Clio Logo
The Caleb Pusey House, built in 1683, is the oldest continuously standing house in Pennsylvania open to the public. Built and occupied by Caleb Pusey, this is the only still-standing building which can claim documented association with the proprietor, William Penn, and which he is known to have visited on several occasions. This unique English vernacular house stands beside Race Street, the small road once paralleling the millrace that brought water from Chester Creek to power the mills.

“Landingford” was the name Pusey gave to the 100 acre farm adjoining the mill site deeded to him by Penn which he cultivated to raise food for his large family.

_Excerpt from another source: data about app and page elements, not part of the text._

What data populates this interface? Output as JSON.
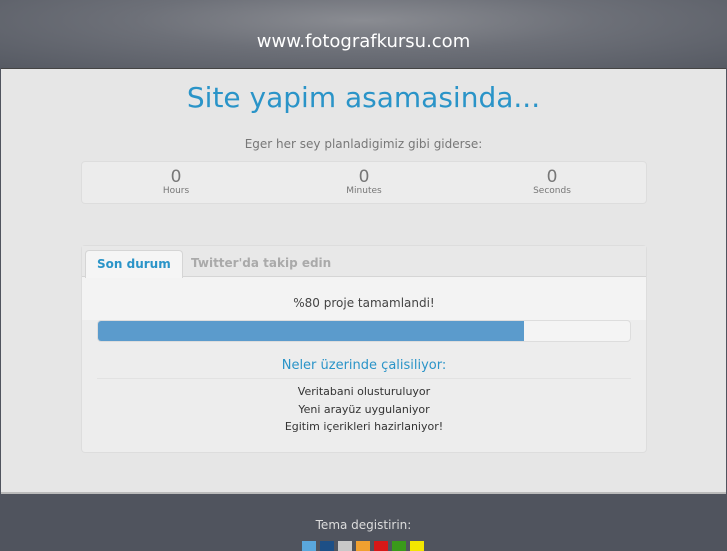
{
  "header": {
    "site": "www.fotografkursu.com"
  },
  "main": {
    "title": "Site yapim asamasinda...",
    "subtitle": "Eger her sey planladigimiz gibi giderse:"
  },
  "countdown": [
    {
      "value": "0",
      "label": "Hours"
    },
    {
      "value": "0",
      "label": "Minutes"
    },
    {
      "value": "0",
      "label": "Seconds"
    }
  ],
  "tabs": [
    {
      "label": "Son durum"
    },
    {
      "label": "Twitter'da takip edin"
    }
  ],
  "status": {
    "progress_text": "%80 proje tamamlandi!",
    "progress": 0.8,
    "heading": "Neler üzerinde çalisiliyor:",
    "items": [
      "Veritabani olusturuluyor",
      "Yeni arayüz uygulaniyor",
      "Egitim içerikleri hazirlaniyor!"
    ]
  },
  "footer": {
    "label": "Tema degistirin:",
    "themes": [
      "#5aa7dc",
      "#1d4f86",
      "#c8c8c8",
      "#f0a030",
      "#d81818",
      "#3a9a1a",
      "#f2e600"
    ]
  }
}
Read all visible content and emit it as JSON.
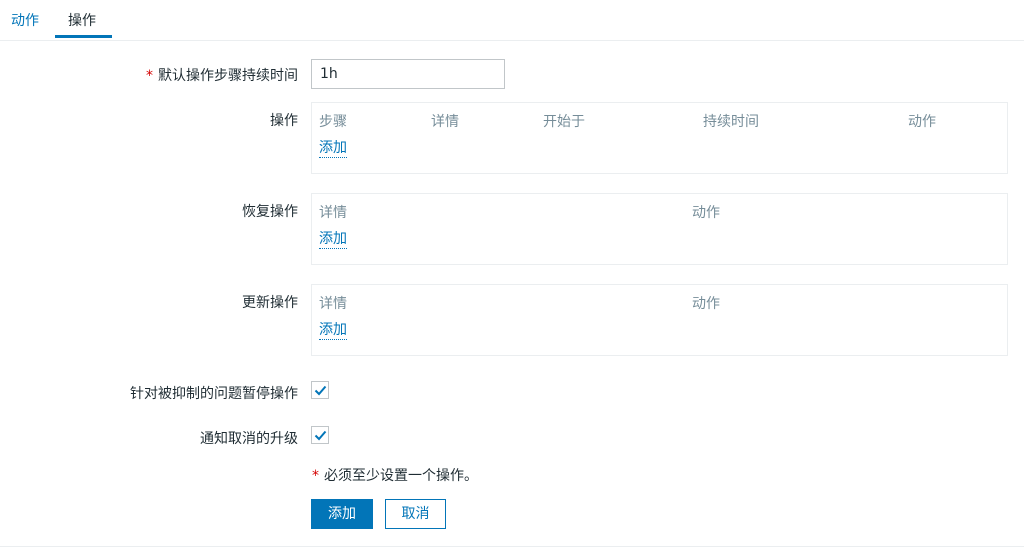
{
  "tabs": [
    {
      "label": "动作",
      "active": false
    },
    {
      "label": "操作",
      "active": true
    }
  ],
  "form": {
    "required_marker": "*",
    "default_duration": {
      "label": "默认操作步骤持续时间",
      "value": "1h"
    },
    "operations": {
      "label": "操作",
      "columns": [
        "步骤",
        "详情",
        "开始于",
        "持续时间",
        "动作"
      ],
      "add_label": "添加"
    },
    "recovery_operations": {
      "label": "恢复操作",
      "columns": [
        "详情",
        "动作"
      ],
      "add_label": "添加"
    },
    "update_operations": {
      "label": "更新操作",
      "columns": [
        "详情",
        "动作"
      ],
      "add_label": "添加"
    },
    "pause_suppressed": {
      "label": "针对被抑制的问题暂停操作",
      "checked": true
    },
    "notify_cancelled": {
      "label": "通知取消的升级",
      "checked": true
    },
    "note": "必须至少设置一个操作。",
    "buttons": {
      "add": "添加",
      "cancel": "取消"
    }
  },
  "colors": {
    "accent": "#0275b8",
    "required": "#d40000",
    "muted_text": "#768d99"
  }
}
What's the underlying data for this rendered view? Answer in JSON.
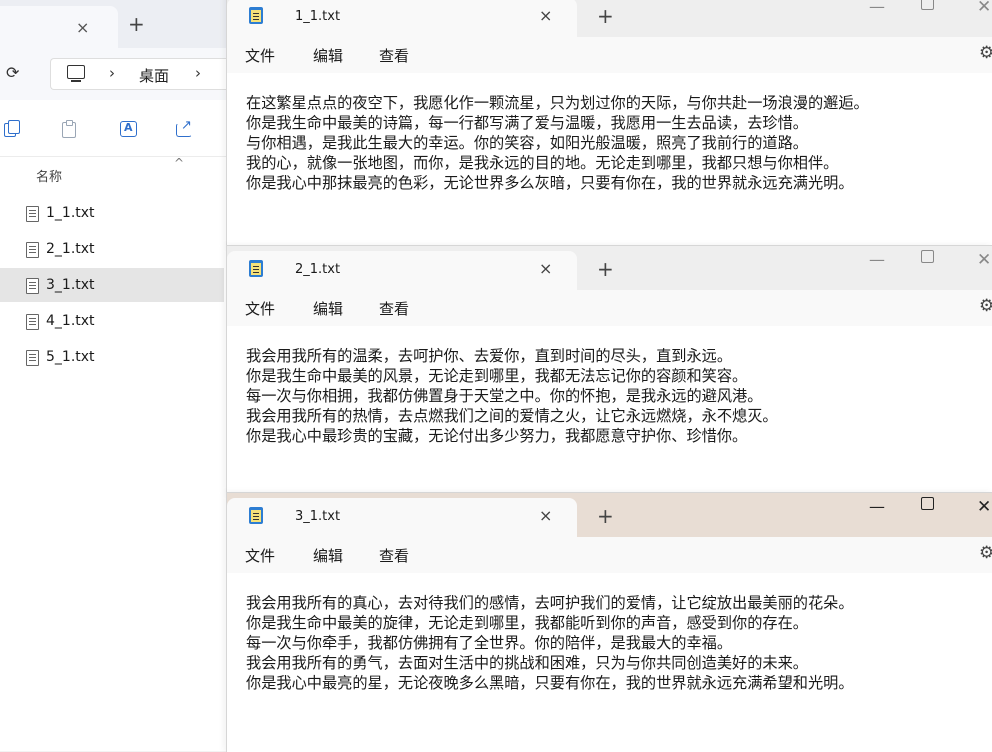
{
  "explorer": {
    "tab_close": "×",
    "new_tab": "+",
    "refresh_icon": "⟳",
    "address_sep": "›",
    "breadcrumb": "桌面",
    "column_name": "名称",
    "sort_caret": "^",
    "files": [
      {
        "name": "1_1.txt",
        "selected": false
      },
      {
        "name": "2_1.txt",
        "selected": false
      },
      {
        "name": "3_1.txt",
        "selected": true
      },
      {
        "name": "4_1.txt",
        "selected": false
      },
      {
        "name": "5_1.txt",
        "selected": false
      }
    ]
  },
  "notepad": {
    "menu": {
      "file": "文件",
      "edit": "编辑",
      "view": "查看"
    },
    "tab_close": "×",
    "new_tab": "+",
    "minimize": "—",
    "close": "✕",
    "settings_icon": "⚙",
    "windows": [
      {
        "title": "1_1.txt",
        "active": false,
        "lines": [
          "在这繁星点点的夜空下，我愿化作一颗流星，只为划过你的天际，与你共赴一场浪漫的邂逅。",
          "你是我生命中最美的诗篇，每一行都写满了爱与温暖，我愿用一生去品读，去珍惜。",
          "与你相遇，是我此生最大的幸运。你的笑容，如阳光般温暖，照亮了我前行的道路。",
          "我的心，就像一张地图，而你，是我永远的目的地。无论走到哪里，我都只想与你相伴。",
          "你是我心中那抹最亮的色彩，无论世界多么灰暗，只要有你在，我的世界就永远充满光明。"
        ]
      },
      {
        "title": "2_1.txt",
        "active": false,
        "lines": [
          "我会用我所有的温柔，去呵护你、去爱你，直到时间的尽头，直到永远。",
          "你是我生命中最美的风景，无论走到哪里，我都无法忘记你的容颜和笑容。",
          "每一次与你相拥，我都仿佛置身于天堂之中。你的怀抱，是我永远的避风港。",
          "我会用我所有的热情，去点燃我们之间的爱情之火，让它永远燃烧，永不熄灭。",
          "你是我心中最珍贵的宝藏，无论付出多少努力，我都愿意守护你、珍惜你。"
        ]
      },
      {
        "title": "3_1.txt",
        "active": true,
        "lines": [
          "我会用我所有的真心，去对待我们的感情，去呵护我们的爱情，让它绽放出最美丽的花朵。",
          "你是我生命中最美的旋律，无论走到哪里，我都能听到你的声音，感受到你的存在。",
          "每一次与你牵手，我都仿佛拥有了全世界。你的陪伴，是我最大的幸福。",
          "我会用我所有的勇气，去面对生活中的挑战和困难，只为与你共同创造美好的未来。",
          "你是我心中最亮的星，无论夜晚多么黑暗，只要有你在，我的世界就永远充满希望和光明。"
        ]
      }
    ]
  }
}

Pusey and his family came to Pennsylvania in 1682 along with Penn on the ship "Welcome" to serve as manager and agent for the Chester Mills, the first official proprietary saw and grist mill to be established by Penn in the colony.

The Friends of the Caleb Pusey house, Inc. was organized in 1960 to undertake restoration of the house and property which by that time had deteriorated to a point of imminent collapse. The group secured the support of the Pennsylvania Historical and Museum Commission in the project and obtained matching funds from the Commonwealth.

Today this organization continues to maintain the house, which is authentically furnished with pieces from the early colonial period and is listed on the national Register of historical Places. The organization also offers frequent programs and activities of historic interest, which are open to the public and operates a museum and gift shop for visitors to the site.

The Landingford Plantation also includes the 1847 Crozer Schoolhouse and the Pennock Log House.

Peden, Ray. Caleb Pusey House and Landingford Plantation. Accessed April 27th 2020.